The reason is that we utilise the metabolic pathway known as Mevalonic system which it is unaffected by glyphosate. So here we come to the crux of the matter in that Glyphosate was developed and patented as an antibiotic thus it kills bacteria. So, it not only kills beneficial bacteria, but it also kills our gut symbiotic bacteria, which makes up most of our immune systems. Further, Glyphosate is a strong mineral chelator and it binds minerals rendering them unavailable for absorption by our bodies.
In the old days you would have said wash the vegetables before use but because the herbicide is systemic this option is not available for protection. Before we leave this subject other harmful effects, which have been recorded in the utilization of this substance, are that it can influence breast tissue by damaging oestrogen receptors, alters genetic oestrogen regulated gene expression, depletion of several amino-acids, inhibition of liver P450 enzyme giving reduced ability to detoxify. This all results in a build-up of ama in the system and could be part of the reason for the recent explosion of autoimmune conditions and allergies. Alongside, the use of Dichlorophenols, which are substances used in pesticides and chlorinated water.
So, what are the potential benefits or eating organic food?
It appears that the level of polyphenols is significantly higher than chemically sprayed ones.
There appear to be greater concentrations of anthocyanins, flavanols, flavones phenolic acids and stilbenes in organic produce. These are plant-based anti-oxidants, which have been linked to the reduction of a number of diseases and an inhibition of the aging process by protecting the body from free-radical damage.

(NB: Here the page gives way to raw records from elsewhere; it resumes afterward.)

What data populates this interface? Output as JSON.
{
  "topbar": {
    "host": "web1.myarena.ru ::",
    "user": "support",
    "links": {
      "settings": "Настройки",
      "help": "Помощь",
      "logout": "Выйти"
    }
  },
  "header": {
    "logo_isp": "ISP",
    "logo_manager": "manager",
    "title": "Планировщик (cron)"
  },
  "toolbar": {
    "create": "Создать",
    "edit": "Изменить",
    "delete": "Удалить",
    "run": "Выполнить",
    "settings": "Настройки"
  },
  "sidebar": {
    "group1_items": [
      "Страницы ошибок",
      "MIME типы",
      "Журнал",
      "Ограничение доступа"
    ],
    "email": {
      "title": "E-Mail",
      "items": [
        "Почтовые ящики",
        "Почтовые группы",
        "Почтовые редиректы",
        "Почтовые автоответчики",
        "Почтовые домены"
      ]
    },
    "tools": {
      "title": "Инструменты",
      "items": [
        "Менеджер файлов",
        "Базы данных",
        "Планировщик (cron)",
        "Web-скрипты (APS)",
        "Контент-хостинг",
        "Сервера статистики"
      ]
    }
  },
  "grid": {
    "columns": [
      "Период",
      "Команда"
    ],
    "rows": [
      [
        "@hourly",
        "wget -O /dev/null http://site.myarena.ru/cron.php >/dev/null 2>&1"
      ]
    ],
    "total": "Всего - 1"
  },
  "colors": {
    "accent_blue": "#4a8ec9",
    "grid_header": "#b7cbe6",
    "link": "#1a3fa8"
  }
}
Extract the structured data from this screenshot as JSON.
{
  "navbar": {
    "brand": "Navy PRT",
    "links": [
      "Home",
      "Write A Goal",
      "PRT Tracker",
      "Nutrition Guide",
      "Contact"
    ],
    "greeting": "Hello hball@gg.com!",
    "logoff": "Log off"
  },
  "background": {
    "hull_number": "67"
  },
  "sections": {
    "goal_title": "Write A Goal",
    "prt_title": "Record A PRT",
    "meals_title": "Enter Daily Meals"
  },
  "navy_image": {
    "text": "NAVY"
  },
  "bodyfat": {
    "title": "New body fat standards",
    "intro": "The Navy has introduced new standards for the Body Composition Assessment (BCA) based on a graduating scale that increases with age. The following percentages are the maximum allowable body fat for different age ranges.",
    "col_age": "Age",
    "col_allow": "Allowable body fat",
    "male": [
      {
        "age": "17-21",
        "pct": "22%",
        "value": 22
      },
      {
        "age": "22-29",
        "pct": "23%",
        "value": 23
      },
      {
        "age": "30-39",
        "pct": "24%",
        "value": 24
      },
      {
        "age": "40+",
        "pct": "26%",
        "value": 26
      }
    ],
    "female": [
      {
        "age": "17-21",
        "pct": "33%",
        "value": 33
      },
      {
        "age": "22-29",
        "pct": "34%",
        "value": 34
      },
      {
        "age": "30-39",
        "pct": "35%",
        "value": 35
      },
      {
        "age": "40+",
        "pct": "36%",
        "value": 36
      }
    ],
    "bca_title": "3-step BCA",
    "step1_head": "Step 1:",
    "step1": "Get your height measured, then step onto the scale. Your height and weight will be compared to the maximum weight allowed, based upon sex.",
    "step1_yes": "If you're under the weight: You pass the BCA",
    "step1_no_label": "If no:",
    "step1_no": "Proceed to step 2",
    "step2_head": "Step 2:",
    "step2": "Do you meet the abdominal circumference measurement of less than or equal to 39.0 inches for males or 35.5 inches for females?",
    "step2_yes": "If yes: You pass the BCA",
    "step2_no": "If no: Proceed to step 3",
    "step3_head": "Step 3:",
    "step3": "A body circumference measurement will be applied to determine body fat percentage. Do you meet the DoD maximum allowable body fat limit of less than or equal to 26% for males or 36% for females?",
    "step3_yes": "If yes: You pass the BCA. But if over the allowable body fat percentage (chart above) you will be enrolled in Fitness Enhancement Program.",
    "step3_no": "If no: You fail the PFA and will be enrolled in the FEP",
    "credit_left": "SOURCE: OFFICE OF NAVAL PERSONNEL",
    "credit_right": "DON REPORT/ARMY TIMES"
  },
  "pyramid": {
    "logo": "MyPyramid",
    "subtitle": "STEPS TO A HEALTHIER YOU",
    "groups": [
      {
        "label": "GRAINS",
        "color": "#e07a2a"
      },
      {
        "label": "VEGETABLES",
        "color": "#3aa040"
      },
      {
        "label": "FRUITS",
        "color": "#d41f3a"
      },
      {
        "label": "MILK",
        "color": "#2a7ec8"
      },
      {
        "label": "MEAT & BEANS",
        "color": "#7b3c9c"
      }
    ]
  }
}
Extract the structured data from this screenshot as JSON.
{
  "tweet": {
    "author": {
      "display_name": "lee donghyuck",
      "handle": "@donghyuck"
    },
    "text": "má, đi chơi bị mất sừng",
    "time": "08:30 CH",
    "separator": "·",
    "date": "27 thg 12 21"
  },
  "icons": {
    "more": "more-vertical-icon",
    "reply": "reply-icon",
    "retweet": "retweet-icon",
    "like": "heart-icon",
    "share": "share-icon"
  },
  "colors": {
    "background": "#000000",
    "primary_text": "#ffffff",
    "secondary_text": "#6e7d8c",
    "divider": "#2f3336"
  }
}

A study in 2007 by Risk et al. suggests that after adjusting for diet and lifestyle factors that the content of rumenic acid, which is a congregated linoleic acid found cow’s milk (that has been linked to the suppression of coronary heart disease and some cancers) is significantly higher in lactating women who consumed an organic diet.
Finally, is the most important reason for adopting this way of eating is the effect that organic farming has on bio diversity of the environment and especially since the fact that the soil is home to 25% of the species living on the planet.
Sterile soil gives us plants, which are low in trace minerals, the water holding capacity is much reduced and there is increased chance of flooding. That in turn increases the need for irrigation. While run–off from fertiliser causes an algal bloom, depleting oxygen and killing fish.
I will look at strategies for managing the situation in my next blog, but you could make a start by growing your own vegetables, even herbs in a window box would be a start whilst remembering that we are nature not separate from it and that the environment is crying out for love.
Is an Ayurvedic practitioner with a background in osteopathy, podiatry and nutrition who specialises in musculoskeletal conditions and nutrition With over 40 years of experience, Angela works to bring balance back into your life.
Angela also has a weekly clinic in central London at
The Hale Clinic, 4, Harley Street London W1G 9PB. Call 020 7631 0156